An Eventful 2012
The Society hosted many great events in 2012, come take a look back with us
Posted by Casey Dreier on 2012/12/31 04:53 CST
We threw a number of great events for our members and the public. Here's a list of some of my favorite, with links to ways to see or hear them yourself.
SpaceX's Grasshopper rocket passed its most ambitious test flight yet, rising 12 stories before hovering and settling gently back down onto its landing pad.
A recently launched Earth-observing satellite is using the stars to practice its pointing, and caught a neat animation of Jupiter.
A Mars imaging scientist answers the question: who is the "photographer" behind images returned from Mars?

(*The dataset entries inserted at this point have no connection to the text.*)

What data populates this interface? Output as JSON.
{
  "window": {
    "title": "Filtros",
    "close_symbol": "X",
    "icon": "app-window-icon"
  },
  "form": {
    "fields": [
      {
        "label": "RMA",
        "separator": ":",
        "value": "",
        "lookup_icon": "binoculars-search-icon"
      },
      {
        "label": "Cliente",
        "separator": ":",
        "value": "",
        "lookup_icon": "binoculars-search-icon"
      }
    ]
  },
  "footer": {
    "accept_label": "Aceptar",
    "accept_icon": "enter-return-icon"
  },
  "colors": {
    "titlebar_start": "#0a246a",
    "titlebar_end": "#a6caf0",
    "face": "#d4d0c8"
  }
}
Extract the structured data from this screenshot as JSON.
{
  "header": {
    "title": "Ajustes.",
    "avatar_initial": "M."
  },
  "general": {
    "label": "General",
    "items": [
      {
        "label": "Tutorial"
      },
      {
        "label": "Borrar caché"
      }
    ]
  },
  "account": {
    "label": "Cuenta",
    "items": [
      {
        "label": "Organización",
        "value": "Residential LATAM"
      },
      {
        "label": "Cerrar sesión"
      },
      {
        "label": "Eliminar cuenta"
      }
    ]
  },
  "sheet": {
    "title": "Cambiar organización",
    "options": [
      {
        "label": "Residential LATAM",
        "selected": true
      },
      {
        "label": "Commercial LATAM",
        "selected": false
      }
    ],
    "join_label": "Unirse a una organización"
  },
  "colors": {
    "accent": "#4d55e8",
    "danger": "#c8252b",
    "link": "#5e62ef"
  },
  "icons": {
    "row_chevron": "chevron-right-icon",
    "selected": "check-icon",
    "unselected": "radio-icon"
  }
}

Planetary Radio Live Celebrates Curiosity/Truly Haute Cuisine!
Listen to or watch the webcast recorded Saturday, December 15th, and enjoy a neat little French animation.
Posted by Mat Kaplan on 2012/12/20 04:06 CST
Listen to or watch the webcast recorded Saturday, December 15th with MSL Project Manager Richard Cook and Project Scientist John Grotzinger. Bonus: enjoy a neat little French animation.
Join us for our weekly Google+ Hangout Thursday at noon PT / 2000 UT. This week, I'm excited to have as a guest Sarah Hörst. Sarah is a postdoc at the University of Colorado whose current line of research involves experimental work on the complex atmospheric chemistry of Titan. She is also applying to be an astronaut!
My collage of all the asteroids and comets visited by spacecraft is probably the single most popular image I have ever posted on this blog. I've now updated it to be in color and to include Toutatis.
We've had a very busy year defending funding for NASA's Planetary Science division.
Watch Planetary Radio LIVE on Saturday!
Saturday's webcast is all about Curiosity on Mars
Watch the live show at 2pm Pacific on Saturday, December 15 to see Bill Nye, Emily Lakdawalla and the leaders of the Mars Science Laboratory rover mission.
The Chang'E 2 mission flyby of Toutatis succeeded in acquiring images. Oh my goodness, did they succeed. These, in combination with the incredible radar images still being acquired from Goldstone and innumerable optical observations, make Toutatis one of the best-studied asteroids in the solar system.
Today marks the 40th anniversary of the last human footsteps on the Moon. In my latest video I look back at Apollo 17 and explain why I believe the Moon is the solar system's "jewel in the crown," beckoning us to return.
The twin GRAIL spacecraft are nearly out of fuel, and are being directed to a controlled impact near the north pole on the near side of the Moon on December 17. Before the end, though, they did some cool things, including flying within 2000 meters of mountaintops, and catching video of Lunar Reconnaissance Orbiter in flight.
Join us for our weekly hangout and catch up on GRAIL, Curiosity, and the future Mars rover.
My final set of reviews of children's books for 2012: five recommended nonfiction books for a range of ages.